I enjoyed this first podcast in this series. It is interesting and informative, and current.
He is alluding through out to the prospect of Hillary Clinton being elected as the first female president of the US and the challenges she may face, and how we should see those challenges. Or how we should think about our own behaviours and the way we perceive her effectiveness in that role, should she win.
Malcolm Gladwell (@gladwell) is the author of five New York Times bestsellers — The Tipping Point, Blink, Outliers, What the Dog Saw, and David and Goliath. He has been named one of the 100 most influential people by TIME magazine and one of the Foreign Policy’s Top Global Thinkers.
He has explored how ideas spread in the Tipping Point, decision making in Blink, the roots of success in Outliers, and the advantages of disadvantages in his latest book David and Goliath. In his latest podcast project, Revisionist History, Gladwell examines the way the passage of time changes and enlightens our understanding of the world around us.
This was a great conversation. One of my favourite from Tim.
The first part in particular is Tim doing what he does best. They discuss the process of writing itself. It is interesting hearing how Malcolm Gladwell thinks about his work and how he views his craft.
He makes the point that writing is only one small part of the process, a very small part. The larger part of the process is thinking about what you are going to write and researching the topics.
I enjoy Malcolm Gladwell’s books. I know he has his critics. Everyone does. But I believe he fills an important role that cannot be left to academics alone. His books get their readers interested in topics, and in learning more. That in itself is valuable.
I think of a spectrum from ignorant to informed. His critics would be more towards the informed side of that spectrum, on the right. The vast majority of the population is on the left hand side. This is why education is so important. We need to move more and more people to the right. School is dull unless you are lucky to have a particularly good teacher. Not many pupils can make the connection between what they are learning in class and the wider world.
That is where someone like Gladwell becomes important. It is authors like him that helped me realise learning can be fun. Reading can be both instructional and enjoyable. And off the back of that I read more and learn more. I don’t think any book can be seen in isolation. It must be seen as one step along a journey. If you are interested you will want to learn more. It all goes into those filters I talked about above. It broadens your horizon.
I want to mention one other part of the conversation that links with the recent theme on quality questions.
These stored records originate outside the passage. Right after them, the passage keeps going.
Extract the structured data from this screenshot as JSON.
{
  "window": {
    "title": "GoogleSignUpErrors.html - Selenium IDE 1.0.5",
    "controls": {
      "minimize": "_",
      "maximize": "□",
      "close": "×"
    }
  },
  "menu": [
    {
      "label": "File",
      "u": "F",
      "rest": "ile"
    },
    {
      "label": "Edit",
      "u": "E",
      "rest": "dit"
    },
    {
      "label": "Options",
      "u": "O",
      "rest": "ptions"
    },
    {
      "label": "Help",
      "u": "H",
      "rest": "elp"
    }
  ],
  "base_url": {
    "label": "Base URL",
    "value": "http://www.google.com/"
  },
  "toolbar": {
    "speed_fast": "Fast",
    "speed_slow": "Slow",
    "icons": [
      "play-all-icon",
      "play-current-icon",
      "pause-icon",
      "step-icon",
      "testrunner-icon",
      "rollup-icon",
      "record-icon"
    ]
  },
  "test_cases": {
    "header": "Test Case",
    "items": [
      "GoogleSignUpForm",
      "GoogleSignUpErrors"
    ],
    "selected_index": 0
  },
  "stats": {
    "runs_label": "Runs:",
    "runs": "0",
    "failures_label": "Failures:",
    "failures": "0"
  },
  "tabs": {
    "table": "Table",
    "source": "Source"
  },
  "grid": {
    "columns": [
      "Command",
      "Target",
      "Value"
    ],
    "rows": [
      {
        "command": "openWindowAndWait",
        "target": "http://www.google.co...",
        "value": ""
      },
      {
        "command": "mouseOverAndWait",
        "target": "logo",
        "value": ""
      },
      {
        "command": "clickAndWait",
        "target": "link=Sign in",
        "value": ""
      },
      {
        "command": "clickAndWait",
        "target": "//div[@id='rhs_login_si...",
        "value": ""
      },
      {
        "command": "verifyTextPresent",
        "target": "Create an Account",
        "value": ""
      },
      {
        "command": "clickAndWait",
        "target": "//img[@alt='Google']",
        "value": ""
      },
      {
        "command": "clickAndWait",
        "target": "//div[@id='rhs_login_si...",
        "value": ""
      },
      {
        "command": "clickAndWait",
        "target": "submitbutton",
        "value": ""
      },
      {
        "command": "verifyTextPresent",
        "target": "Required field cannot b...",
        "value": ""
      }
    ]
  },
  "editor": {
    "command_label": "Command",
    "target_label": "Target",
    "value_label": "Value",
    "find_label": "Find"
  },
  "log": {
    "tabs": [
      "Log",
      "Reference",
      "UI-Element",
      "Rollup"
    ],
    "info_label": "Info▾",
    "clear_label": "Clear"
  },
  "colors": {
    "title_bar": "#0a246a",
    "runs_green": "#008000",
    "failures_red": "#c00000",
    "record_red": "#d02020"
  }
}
They get into a conversation about how he became inquisitive. Gladwell talks about how his father was particularly good at asking ‘dumb questions’. He was secure enough in his own knowledge that he wasn’t afraid of asking ‘dumb’ questions if he didn’t know the answers.
We can all do this. We can all ask the simple, dumb, question from time to time. Let’s not assume too much. Many times someone else doesn’t know. And sometimes even the person talking or teaching might not know.
Articles I Saved
A great article about how words being dissappearing from our vocabulary. As these words leave our lexicon it limits our ability to talk about complex issues of morality and ethics. Food for thought.
I am learning a lot from Copywriting. If you are interested in how a good web page is structured then read this.
While Copywriting earns its money in advertising and sales I am seeing how useful it can be at work.
I am fascinated by outdated management theory that just won’t go. This article discusses this point, and the origins of ‘scientific management’ that underpins what almost all of us experience in our working lives.
But simplifying products is hard — when you’re adapting to a known category, or because you’re over-relying on what customers tell you to do. To get better at simplifying your products, go deeper to understand the “why” from your customers; be skeptical and ask critical questions; and have a singular purpose for your product or feature.
A great article on simplification. This is about understanding the essence of your product and removing the unnecessary.
Have a great week.